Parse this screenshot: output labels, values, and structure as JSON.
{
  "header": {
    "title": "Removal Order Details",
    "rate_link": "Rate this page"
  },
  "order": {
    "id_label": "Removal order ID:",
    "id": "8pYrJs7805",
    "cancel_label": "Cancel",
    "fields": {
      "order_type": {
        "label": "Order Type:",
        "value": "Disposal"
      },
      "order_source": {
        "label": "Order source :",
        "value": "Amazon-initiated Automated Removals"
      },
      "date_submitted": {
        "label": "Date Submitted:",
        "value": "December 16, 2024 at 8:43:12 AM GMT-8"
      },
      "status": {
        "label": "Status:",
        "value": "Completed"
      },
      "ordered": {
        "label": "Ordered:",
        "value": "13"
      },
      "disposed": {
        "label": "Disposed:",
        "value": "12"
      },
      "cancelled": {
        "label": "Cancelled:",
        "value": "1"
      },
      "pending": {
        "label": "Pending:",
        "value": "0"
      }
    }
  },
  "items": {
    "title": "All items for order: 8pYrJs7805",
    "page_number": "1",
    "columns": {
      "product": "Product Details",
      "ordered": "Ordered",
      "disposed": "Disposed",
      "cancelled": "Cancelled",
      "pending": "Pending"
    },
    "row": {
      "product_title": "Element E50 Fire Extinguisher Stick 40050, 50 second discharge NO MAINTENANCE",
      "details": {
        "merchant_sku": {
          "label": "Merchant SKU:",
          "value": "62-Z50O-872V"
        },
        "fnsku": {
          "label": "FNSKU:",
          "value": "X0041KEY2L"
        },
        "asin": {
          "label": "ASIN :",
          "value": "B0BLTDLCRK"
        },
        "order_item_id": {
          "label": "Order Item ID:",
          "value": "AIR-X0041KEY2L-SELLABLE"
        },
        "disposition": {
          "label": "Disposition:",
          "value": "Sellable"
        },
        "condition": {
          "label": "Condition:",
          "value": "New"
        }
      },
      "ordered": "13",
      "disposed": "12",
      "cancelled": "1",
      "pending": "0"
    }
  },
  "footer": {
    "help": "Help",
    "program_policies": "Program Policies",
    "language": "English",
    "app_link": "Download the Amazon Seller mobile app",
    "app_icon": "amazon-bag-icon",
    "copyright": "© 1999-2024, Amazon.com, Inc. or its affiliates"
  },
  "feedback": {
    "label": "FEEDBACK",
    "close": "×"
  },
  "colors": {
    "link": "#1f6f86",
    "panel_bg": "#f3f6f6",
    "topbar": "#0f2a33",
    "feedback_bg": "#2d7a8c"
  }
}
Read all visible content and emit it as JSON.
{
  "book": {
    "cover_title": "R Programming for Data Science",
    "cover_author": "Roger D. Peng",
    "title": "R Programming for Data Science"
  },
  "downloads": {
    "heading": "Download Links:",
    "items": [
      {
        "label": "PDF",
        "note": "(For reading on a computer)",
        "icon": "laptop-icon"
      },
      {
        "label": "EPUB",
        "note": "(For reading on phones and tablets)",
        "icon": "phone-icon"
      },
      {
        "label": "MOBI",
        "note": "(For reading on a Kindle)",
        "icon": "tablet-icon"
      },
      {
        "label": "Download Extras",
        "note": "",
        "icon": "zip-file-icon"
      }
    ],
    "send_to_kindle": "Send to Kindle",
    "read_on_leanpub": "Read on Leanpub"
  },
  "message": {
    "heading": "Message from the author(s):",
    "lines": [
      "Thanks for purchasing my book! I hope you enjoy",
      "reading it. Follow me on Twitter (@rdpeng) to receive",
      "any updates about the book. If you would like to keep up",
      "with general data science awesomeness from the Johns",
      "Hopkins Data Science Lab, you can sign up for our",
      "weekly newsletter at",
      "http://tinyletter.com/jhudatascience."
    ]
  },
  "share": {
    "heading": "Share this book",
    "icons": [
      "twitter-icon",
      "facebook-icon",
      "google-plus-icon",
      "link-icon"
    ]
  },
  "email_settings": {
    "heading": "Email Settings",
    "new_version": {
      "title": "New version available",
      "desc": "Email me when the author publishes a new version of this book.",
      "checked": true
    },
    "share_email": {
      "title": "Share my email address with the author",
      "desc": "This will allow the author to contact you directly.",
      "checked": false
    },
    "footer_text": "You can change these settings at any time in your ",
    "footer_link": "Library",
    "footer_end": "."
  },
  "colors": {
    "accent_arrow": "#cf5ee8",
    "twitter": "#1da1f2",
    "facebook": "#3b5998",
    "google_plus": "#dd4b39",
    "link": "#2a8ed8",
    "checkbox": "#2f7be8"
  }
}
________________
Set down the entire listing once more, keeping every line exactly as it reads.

Result:
Parse this screenshot: output labels, values, and structure as JSON.
{
  "header": {
    "title": "Removal Order Details",
    "rate_link": "Rate this page"
  },
  "order": {
    "id_label": "Removal order ID:",
    "id": "8pYrJs7805",
    "cancel_label": "Cancel",
    "fields": {
      "order_type": {
        "label": "Order Type:",
        "value": "Disposal"
      },
      "order_source": {
        "label": "Order source :",
        "value": "Amazon-initiated Automated Removals"
      },
      "date_submitted": {
        "label": "Date Submitted:",
        "value": "December 16, 2024 at 8:43:12 AM GMT-8"
      },
      "status": {
        "label": "Status:",
        "value": "Completed"
      },
      "ordered": {
        "label": "Ordered:",
        "value": "13"
      },
      "disposed": {
        "label": "Disposed:",
        "value": "12"
      },
      "cancelled": {
        "label": "Cancelled:",
        "value": "1"
      },
      "pending": {
        "label": "Pending:",
        "value": "0"
      }
    }
  },
  "items": {
    "title": "All items for order: 8pYrJs7805",
    "page_number": "1",
    "columns": {
      "product": "Product Details",
      "ordered": "Ordered",
      "disposed": "Disposed",
      "cancelled": "Cancelled",
      "pending": "Pending"
    },
    "row": {
      "product_title": "Element E50 Fire Extinguisher Stick 40050, 50 second discharge NO MAINTENANCE",
      "details": {
        "merchant_sku": {
          "label": "Merchant SKU:",
          "value": "62-Z50O-872V"
        },
        "fnsku": {
          "label": "FNSKU:",
          "value": "X0041KEY2L"
        },
        "asin": {
          "label": "ASIN :",
          "value": "B0BLTDLCRK"
        },
        "order_item_id": {
          "label": "Order Item ID:",
          "value": "AIR-X0041KEY2L-SELLABLE"
        },
        "disposition": {
          "label": "Disposition:",
          "value": "Sellable"
        },
        "condition": {
          "label": "Condition:",
          "value": "New"
        }
      },
      "ordered": "13",
      "disposed": "12",
      "cancelled": "1",
      "pending": "0"
    }
  },
  "footer": {
    "help": "Help",
    "program_policies": "Program Policies",
    "language": "English",
    "app_link": "Download the Amazon Seller mobile app",
    "app_icon": "amazon-bag-icon",
    "copyright": "© 1999-2024, Amazon.com, Inc. or its affiliates"
  },
  "feedback": {
    "label": "FEEDBACK",
    "close": "×"
  },
  "colors": {
    "link": "#1f6f86",
    "panel_bg": "#f3f6f6",
    "topbar": "#0f2a33",
    "feedback_bg": "#2d7a8c"
  }
}
Read all visible content and emit it as JSON.
{
  "book": {
    "cover_title": "R Programming for Data Science",
    "cover_author": "Roger D. Peng",
    "title": "R Programming for Data Science"
  },
  "downloads": {
    "heading": "Download Links:",
    "items": [
      {
        "label": "PDF",
        "note": "(For reading on a computer)",
        "icon": "laptop-icon"
      },
      {
        "label": "EPUB",
        "note": "(For reading on phones and tablets)",
        "icon": "phone-icon"
      },
      {
        "label": "MOBI",
        "note": "(For reading on a Kindle)",
        "icon": "tablet-icon"
      },
      {
        "label": "Download Extras",
        "note": "",
        "icon": "zip-file-icon"
      }
    ],
    "send_to_kindle": "Send to Kindle",
    "read_on_leanpub": "Read on Leanpub"
  },
  "message": {
    "heading": "Message from the author(s):",
    "lines": [
      "Thanks for purchasing my book! I hope you enjoy",
      "reading it. Follow me on Twitter (@rdpeng) to receive",
      "any updates about the book. If you would like to keep up",
      "with general data science awesomeness from the Johns",
      "Hopkins Data Science Lab, you can sign up for our",
      "weekly newsletter at",
      "http://tinyletter.com/jhudatascience."
    ]
  },
  "share": {
    "heading": "Share this book",
    "icons": [
      "twitter-icon",
      "facebook-icon",
      "google-plus-icon",
      "link-icon"
    ]
  },
  "email_settings": {
    "heading": "Email Settings",
    "new_version": {
      "title": "New version available",
      "desc": "Email me when the author publishes a new version of this book.",
      "checked": true
    },
    "share_email": {
      "title": "Share my email address with the author",
      "desc": "This will allow the author to contact you directly.",
      "checked": false
    },
    "footer_text": "You can change these settings at any time in your ",
    "footer_link": "Library",
    "footer_end": "."
  },
  "colors": {
    "accent_arrow": "#cf5ee8",
    "twitter": "#1da1f2",
    "facebook": "#3b5998",
    "google_plus": "#dd4b39",
    "link": "#2a8ed8",
    "checkbox": "#2f7be8"
  }
}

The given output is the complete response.